══ Data for analysis

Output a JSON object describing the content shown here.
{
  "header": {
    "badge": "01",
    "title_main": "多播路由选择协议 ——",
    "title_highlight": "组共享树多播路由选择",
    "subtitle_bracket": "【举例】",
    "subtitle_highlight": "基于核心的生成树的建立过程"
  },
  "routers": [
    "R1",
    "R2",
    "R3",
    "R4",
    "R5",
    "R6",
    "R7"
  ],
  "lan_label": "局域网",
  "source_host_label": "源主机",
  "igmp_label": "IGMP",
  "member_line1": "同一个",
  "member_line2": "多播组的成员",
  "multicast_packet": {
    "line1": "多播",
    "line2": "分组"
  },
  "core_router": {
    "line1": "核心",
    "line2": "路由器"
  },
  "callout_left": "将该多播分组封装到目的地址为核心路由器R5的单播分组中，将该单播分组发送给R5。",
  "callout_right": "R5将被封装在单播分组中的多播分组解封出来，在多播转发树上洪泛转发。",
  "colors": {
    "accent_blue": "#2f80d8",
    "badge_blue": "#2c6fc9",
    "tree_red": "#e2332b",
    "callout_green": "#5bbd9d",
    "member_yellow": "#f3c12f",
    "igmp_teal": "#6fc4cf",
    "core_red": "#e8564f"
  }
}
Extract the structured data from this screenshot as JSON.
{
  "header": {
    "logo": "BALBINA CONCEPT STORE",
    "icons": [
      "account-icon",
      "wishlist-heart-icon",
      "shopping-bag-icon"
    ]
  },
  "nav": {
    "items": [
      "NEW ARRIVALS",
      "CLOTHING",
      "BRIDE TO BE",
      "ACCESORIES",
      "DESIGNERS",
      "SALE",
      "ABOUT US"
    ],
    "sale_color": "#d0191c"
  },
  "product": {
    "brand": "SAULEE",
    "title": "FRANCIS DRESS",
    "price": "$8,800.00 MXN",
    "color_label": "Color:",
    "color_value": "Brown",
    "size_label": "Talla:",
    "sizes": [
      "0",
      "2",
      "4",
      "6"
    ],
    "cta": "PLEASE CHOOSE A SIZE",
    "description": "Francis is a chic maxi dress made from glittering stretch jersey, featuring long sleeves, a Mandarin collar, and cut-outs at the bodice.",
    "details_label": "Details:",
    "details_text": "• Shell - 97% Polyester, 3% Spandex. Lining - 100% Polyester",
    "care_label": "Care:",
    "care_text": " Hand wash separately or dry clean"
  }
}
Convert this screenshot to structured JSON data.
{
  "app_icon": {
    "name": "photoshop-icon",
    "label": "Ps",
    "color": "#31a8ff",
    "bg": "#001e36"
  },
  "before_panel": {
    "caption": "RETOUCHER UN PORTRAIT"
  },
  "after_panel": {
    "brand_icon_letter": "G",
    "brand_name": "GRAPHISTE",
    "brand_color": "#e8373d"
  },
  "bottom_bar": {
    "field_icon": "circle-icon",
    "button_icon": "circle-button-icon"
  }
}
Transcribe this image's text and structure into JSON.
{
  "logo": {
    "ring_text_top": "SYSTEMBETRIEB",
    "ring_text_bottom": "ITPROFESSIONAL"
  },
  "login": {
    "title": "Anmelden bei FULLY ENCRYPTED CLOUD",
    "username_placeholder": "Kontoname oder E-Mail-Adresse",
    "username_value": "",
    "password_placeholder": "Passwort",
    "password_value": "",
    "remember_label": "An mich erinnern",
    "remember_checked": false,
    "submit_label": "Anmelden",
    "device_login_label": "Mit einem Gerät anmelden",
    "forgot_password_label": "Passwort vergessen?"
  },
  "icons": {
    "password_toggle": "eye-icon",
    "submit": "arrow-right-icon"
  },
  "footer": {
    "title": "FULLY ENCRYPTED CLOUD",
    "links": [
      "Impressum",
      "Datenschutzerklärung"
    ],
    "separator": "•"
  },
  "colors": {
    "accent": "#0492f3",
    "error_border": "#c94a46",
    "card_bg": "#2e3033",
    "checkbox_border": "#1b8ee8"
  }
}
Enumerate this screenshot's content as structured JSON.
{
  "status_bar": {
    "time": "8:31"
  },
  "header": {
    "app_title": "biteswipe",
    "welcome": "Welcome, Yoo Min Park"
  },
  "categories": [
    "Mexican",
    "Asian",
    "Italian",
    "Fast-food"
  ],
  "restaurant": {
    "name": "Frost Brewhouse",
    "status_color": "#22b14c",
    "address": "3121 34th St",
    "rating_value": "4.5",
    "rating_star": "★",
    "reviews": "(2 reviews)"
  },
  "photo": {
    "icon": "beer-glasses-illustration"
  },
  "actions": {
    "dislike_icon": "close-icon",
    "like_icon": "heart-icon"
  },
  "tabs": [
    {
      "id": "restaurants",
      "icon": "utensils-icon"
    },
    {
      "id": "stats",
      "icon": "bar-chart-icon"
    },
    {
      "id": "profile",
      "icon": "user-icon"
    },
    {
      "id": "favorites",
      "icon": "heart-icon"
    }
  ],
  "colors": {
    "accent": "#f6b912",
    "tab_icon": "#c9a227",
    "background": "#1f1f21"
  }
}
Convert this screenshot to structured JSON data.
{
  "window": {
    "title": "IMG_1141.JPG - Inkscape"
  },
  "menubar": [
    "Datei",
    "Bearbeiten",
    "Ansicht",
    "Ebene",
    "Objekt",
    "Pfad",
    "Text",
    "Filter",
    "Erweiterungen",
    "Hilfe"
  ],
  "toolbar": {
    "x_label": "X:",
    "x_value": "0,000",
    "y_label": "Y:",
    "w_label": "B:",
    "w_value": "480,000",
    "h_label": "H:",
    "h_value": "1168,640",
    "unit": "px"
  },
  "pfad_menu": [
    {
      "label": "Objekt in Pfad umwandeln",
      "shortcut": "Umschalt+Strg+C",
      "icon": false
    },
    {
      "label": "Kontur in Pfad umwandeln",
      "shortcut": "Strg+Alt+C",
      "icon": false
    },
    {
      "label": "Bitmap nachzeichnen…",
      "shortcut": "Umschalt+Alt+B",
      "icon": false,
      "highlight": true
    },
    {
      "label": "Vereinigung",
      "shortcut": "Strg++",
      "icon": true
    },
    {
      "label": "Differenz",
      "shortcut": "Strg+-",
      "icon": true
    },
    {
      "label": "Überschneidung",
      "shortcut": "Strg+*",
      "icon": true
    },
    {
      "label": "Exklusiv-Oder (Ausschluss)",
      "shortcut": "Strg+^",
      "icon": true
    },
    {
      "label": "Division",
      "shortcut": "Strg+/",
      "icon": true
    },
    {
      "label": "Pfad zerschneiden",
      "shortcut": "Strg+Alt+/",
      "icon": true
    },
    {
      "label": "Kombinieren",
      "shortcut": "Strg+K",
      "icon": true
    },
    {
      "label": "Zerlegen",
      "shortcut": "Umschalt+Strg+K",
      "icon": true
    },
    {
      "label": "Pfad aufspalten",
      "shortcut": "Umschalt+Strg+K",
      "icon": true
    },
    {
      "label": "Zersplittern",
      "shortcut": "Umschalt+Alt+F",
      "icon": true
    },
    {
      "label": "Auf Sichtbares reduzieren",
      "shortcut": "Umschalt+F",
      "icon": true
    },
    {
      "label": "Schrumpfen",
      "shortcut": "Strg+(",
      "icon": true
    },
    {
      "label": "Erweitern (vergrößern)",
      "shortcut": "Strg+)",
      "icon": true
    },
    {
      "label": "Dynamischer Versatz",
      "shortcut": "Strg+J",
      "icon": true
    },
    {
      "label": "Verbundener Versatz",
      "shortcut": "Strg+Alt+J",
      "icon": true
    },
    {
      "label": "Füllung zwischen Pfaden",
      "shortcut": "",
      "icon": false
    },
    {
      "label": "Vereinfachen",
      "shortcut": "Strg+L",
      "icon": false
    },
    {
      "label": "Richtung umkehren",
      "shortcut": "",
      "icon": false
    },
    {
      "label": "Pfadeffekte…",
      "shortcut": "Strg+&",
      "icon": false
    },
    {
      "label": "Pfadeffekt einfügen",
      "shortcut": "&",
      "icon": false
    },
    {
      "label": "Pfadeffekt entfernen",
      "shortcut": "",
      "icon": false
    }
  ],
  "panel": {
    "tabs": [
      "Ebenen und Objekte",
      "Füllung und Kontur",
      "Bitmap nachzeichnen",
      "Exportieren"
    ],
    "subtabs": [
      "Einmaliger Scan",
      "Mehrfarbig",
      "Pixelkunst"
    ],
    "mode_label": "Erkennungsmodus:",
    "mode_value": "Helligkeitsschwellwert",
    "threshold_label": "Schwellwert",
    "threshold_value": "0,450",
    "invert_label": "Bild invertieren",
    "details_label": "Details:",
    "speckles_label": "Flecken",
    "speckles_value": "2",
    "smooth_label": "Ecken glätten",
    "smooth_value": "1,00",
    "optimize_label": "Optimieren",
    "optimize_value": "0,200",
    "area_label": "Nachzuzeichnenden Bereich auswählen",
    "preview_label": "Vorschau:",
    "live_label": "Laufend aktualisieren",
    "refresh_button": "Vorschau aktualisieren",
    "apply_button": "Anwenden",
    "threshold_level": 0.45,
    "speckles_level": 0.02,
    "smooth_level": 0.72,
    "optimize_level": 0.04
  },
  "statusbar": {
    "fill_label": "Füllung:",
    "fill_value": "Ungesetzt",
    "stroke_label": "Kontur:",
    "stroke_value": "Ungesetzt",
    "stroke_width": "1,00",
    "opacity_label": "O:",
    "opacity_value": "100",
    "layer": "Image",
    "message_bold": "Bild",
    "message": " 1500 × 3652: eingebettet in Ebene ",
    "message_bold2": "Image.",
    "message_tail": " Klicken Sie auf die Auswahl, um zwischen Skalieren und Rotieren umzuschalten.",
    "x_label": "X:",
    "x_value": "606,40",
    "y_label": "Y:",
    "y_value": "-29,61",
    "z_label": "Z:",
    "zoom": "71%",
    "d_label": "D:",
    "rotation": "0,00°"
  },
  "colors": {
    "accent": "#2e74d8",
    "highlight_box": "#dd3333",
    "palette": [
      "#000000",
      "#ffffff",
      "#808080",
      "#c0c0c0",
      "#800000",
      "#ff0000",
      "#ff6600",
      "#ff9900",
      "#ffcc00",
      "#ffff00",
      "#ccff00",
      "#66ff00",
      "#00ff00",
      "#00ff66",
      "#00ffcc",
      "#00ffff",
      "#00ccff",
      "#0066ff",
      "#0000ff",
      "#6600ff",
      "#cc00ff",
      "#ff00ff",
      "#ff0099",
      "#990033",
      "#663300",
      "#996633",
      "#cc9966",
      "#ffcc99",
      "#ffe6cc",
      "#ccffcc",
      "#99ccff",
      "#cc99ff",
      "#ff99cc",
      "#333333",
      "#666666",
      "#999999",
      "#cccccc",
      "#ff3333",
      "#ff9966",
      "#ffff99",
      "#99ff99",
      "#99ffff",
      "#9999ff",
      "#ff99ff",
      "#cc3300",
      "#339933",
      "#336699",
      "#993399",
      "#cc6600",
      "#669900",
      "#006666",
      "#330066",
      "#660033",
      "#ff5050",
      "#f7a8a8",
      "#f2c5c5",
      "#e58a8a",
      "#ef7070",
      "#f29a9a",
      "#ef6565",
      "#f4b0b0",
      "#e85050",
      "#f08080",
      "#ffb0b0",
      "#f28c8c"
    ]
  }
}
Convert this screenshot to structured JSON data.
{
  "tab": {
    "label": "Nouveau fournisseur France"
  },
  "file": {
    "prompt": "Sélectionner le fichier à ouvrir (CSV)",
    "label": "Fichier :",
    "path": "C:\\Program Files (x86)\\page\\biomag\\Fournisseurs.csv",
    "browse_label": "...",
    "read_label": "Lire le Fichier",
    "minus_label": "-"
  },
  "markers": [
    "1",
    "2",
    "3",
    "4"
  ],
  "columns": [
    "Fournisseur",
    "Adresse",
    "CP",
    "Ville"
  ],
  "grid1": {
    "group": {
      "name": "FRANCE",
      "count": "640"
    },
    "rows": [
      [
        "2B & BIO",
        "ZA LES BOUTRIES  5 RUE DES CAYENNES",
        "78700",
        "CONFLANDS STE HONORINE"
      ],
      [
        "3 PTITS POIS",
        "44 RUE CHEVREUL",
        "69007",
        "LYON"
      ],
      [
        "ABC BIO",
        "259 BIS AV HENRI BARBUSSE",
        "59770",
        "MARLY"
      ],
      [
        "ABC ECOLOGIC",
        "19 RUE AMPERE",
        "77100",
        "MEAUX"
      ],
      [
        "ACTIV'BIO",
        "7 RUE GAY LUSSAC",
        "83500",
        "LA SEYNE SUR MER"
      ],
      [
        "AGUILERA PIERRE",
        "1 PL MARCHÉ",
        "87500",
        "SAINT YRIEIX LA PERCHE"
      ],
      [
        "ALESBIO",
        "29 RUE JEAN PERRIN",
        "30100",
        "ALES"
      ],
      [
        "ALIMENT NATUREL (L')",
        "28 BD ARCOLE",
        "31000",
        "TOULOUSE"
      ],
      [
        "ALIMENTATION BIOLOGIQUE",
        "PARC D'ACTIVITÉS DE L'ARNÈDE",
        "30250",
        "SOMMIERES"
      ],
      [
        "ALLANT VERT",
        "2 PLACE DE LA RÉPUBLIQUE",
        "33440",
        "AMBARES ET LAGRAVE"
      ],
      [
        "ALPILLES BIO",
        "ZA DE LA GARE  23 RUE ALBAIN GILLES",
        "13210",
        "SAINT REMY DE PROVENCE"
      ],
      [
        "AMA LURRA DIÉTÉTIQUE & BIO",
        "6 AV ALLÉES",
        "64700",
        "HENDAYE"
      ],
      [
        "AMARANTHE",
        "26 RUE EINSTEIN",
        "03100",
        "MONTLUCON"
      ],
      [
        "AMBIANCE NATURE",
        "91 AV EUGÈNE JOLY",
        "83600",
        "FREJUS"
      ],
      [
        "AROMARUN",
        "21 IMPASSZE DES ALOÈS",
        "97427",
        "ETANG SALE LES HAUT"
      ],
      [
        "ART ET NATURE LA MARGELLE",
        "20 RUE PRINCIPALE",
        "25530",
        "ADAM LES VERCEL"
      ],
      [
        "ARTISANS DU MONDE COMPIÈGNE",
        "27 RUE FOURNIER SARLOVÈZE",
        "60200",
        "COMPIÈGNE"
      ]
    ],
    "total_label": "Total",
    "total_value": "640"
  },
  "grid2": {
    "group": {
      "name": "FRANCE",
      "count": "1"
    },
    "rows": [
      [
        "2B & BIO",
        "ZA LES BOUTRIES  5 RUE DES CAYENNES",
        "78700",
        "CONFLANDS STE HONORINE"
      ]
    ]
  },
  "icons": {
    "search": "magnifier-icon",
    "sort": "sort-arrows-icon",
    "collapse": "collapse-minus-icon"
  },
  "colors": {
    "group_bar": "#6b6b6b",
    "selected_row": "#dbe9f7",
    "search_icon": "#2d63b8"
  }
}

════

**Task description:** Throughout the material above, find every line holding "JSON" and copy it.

**Answer box:**
Output a JSON object describing the content shown here.
Extract the structured data from this screenshot as JSON.
Convert this screenshot to structured JSON data.
Transcribe this image's text and structure into JSON.
Enumerate this screenshot's content as structured JSON.
Convert this screenshot to structured JSON data.
Convert this screenshot to structured JSON data.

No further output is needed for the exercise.